This project will remove seven culvert barriers throughout the Upper Greenbrier Watershed in West Virginia. The improvements will open habitat in the tributaries as well as provide connectivity along the main river, and they will improve climate resiliency by providing a network of high elevation, cold-water habitats. Species benefited from this project include brook trout, green floater, eastern hellbender and federally endangered candy darter. This project is part of a larger ten-year effort to remove all barriers into the West Fork and East Fork Greenbrier to create a network of 105 miles of connected cold-water habitat. The surrounding area has a high risk of severe flooding and undersized culverts pose a significant hazard to those who rely on these roads. Some of these sites are within the Monongahela National Forest, a tourism destination that boasts 3 million visitors annually. Replacing the road stream crossings with fish friendly structures that can withstand higher flow events will provide both public safety and recreational benefits.
Project Quick Facts:
WV, Pocahontas County
NFPP Project Funding
25 Stream Miles Reopened
Partner Project Lead
The National Fish Passage Program: Leaders in Building Bridges and Fostering Connections
The National Fish Passage Program is a national leader connecting watersheds and people. The program has decades of experience implementing infrastructure projects with partners. Fish passage project proposals can be initiated by any individual, organization, government, or agency. However, proposals must be submitted and completed in cooperation with a Fish and Wildlife Conservation Office. (Please note thatprojects being used for federal or state compensatory mitigation or required by existing federal or state regulatory programs are not eligible for funding through the National Fish Passage Program.)
200 Million Dollar Investment in Rivers, Wildlife, and Communities

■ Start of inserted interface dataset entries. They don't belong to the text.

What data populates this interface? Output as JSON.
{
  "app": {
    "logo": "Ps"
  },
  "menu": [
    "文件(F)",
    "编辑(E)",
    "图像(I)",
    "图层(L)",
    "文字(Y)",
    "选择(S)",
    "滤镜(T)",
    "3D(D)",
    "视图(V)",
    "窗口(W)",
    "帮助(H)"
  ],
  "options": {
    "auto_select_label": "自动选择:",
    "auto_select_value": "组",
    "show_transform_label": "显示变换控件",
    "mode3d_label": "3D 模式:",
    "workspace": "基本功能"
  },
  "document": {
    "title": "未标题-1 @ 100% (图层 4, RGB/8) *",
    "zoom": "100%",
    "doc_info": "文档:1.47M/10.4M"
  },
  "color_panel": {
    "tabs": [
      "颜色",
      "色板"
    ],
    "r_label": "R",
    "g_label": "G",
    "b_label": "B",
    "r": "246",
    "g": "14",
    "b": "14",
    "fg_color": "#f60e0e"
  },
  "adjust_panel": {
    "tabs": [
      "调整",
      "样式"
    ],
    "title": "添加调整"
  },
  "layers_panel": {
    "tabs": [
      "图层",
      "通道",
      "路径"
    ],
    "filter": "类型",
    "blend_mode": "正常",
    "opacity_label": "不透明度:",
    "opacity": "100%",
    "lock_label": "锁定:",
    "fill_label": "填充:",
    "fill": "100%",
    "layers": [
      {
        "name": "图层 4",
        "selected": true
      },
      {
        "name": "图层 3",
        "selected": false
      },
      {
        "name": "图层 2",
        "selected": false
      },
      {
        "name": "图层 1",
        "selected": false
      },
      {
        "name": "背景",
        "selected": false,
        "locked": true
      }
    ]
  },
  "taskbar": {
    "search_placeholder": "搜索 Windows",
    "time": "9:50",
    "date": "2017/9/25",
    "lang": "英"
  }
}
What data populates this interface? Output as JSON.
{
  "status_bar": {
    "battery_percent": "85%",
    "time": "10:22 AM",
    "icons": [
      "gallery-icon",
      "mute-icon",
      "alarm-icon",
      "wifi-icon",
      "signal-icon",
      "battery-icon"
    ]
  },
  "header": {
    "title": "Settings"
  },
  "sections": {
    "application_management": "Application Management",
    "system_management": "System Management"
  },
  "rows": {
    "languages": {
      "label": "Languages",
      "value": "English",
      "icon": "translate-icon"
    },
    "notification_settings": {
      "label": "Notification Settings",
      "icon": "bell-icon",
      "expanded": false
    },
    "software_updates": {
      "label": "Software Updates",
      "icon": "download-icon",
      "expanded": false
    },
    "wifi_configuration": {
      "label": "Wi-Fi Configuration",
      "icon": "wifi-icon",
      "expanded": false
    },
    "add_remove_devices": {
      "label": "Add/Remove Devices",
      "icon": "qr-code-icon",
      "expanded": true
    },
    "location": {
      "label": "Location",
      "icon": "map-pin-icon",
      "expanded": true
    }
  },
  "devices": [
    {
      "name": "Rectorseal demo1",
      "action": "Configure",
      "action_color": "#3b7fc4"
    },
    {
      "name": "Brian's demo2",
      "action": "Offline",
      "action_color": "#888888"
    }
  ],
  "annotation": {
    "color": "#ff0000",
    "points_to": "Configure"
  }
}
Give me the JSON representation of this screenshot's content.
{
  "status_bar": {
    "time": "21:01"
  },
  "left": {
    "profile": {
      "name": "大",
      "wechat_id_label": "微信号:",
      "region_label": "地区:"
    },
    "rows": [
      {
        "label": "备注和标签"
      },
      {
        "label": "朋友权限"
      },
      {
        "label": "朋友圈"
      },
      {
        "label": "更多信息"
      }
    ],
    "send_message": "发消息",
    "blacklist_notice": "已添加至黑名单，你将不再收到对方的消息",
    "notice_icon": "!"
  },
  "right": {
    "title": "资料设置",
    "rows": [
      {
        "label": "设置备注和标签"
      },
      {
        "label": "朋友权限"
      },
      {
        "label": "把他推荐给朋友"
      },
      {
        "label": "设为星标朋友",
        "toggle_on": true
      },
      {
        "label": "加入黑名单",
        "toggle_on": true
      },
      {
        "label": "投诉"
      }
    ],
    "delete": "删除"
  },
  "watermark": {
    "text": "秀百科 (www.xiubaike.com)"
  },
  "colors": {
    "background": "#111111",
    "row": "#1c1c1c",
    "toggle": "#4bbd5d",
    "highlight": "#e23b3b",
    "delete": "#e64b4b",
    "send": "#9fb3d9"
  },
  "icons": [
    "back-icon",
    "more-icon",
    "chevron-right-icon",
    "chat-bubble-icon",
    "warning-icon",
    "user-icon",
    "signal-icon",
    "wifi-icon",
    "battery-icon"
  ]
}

Clean free-flowing waterways are vital to wildlife, people, and ecosystems. But across the country, millions of barriers fragment rivers, block fish migration, and put communities at higher risk to flooding. The, signed in November 2021, included $200 million for restoring fish and wildlife passage by removing in-stream barriers and providing technical assistance under the National Fish Passage Program.